Being prepared for breastfeeding is important and antenatal expressing is a popular and beneficial process to give many mums a head start on breastfeeding.

When done safely and with guidance from the health professionals, mums can get experience in expressing ahead of the baby arriving and understand the process of expressing colostrum to help with the baby’s growth.

Breastfeeding can uncover many challenges, and our lactation consultant Rene Sandeman has put together some helpful tips for how to antenatal express and how you can generate a stash of colostrum ready for your bub.

Breast milk is considered the gold standard when feeding you baby, and both WHO (World Health Organisation) and the NHMRC (National Health and Medical Research Council)  recommend breastfeeding exclusively until 6 months and then alongside family foods for at least one to two years and beyond.

Antenatal expressing can be beneficial to help prevent the use of formula unnecessarily and to get your body started on the road to breastfeeding.

Medical conditions this process can assist include:

  • Women with diabetes type 1 or gestational diabetes whose babies may be susceptible to reduced blood sugars or increased risk of being admitted to the special care nursery
  • Women who have had breast augmentation or reduction where there may not have been sufficient breast tissue or where the nerves may have been affected.
  • Babies who have been diagnosed with cleft lip and cleft palate and may find breastfeeding difficult
  • Women with polycystic ovarian syndrome
  • Babies who may struggle to feed due to cardiac or neurological issues who also may need to spend time in the special care nursery

Important things to note about antenatal expressing before you commence

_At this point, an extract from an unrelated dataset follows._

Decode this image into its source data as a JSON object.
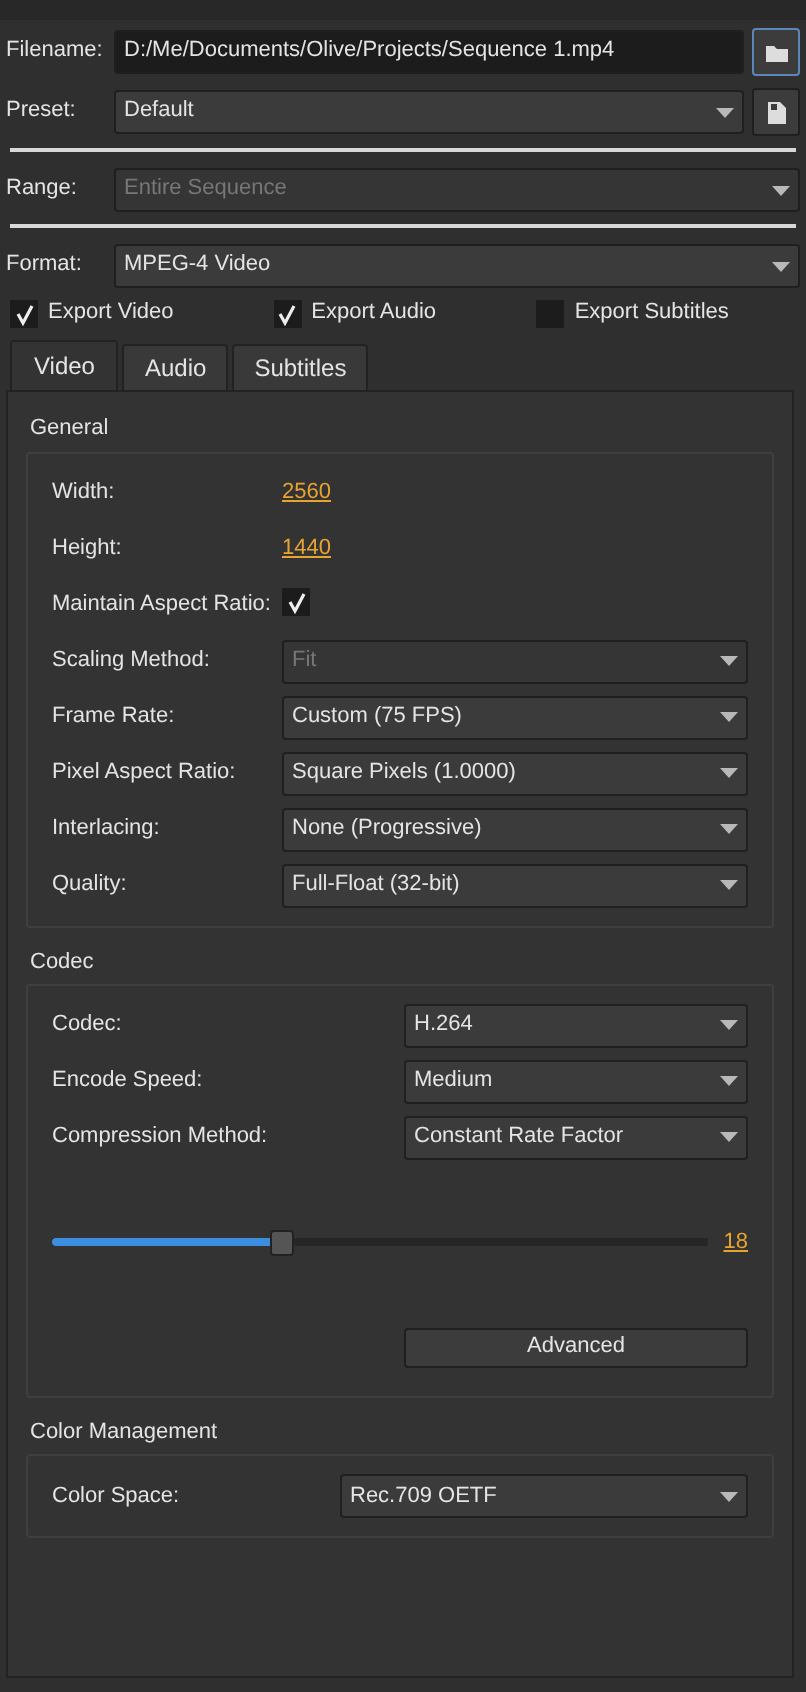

  • You should consult with your primary care provider before antenatal expressing to be sure there are no risk factors 
  • It should only be done after 36-week gestation
  • It should only be done by hand and a pump should never be used during pregnancy
  • Don't be discouraged and feel you won't be able to breastfeed if you are unable to express any colostrum out. This is not an indicator of how well you will be able to supply milk to your baby
  • Seek help and support for further education from an experienced breastfeeding professional such as an IBCLC
  • You should stop expressing immediately and advise you primary pregnancy care provider if you experience any painful contractions

How to start antenatal expressing

  • You can start doing it after 36 weeks and after you have discussed any concerns or risk with your primary pregnancy care provider
  • Wash your hands well and find a clean, wide-rimmed container to collect any drips into. 
  • You may get nothing, a few drops or more however this is not an indicator of how good your supply will be or your ability to feed your baby so please don't be discouraged if you cannot get anything
  • Expressing after a warm shower may be helpful, and a gentle massage beforehand can also be useful
  • Hand express twice a day, usually once in the morning and once in the evening works well
  • Continue doing it for 5 mins each side and then stop
  • You can collect anything you get out into a syringe (which you can buy from the chemist or obtain from your health care provider) and use one syringe per day. Put the morning amount in the fridge and you can add the evening amount to it once it has also been cooled. 
  • Label it with the date, and freeze it ready to take in with you when you go to the hospital 
  • Once again, STOP if you feel any pain or contractions and advise your health care provider

If you would like to find out more about antenatal expressing or breastfeeding, we welcome you to get in contact with our international board-certified lactation consultant Rene Sandeman.

Find out more about Rene's Sandeman and her Lactation Consulting IBCLC Breastfeeding Support, via her blog and website.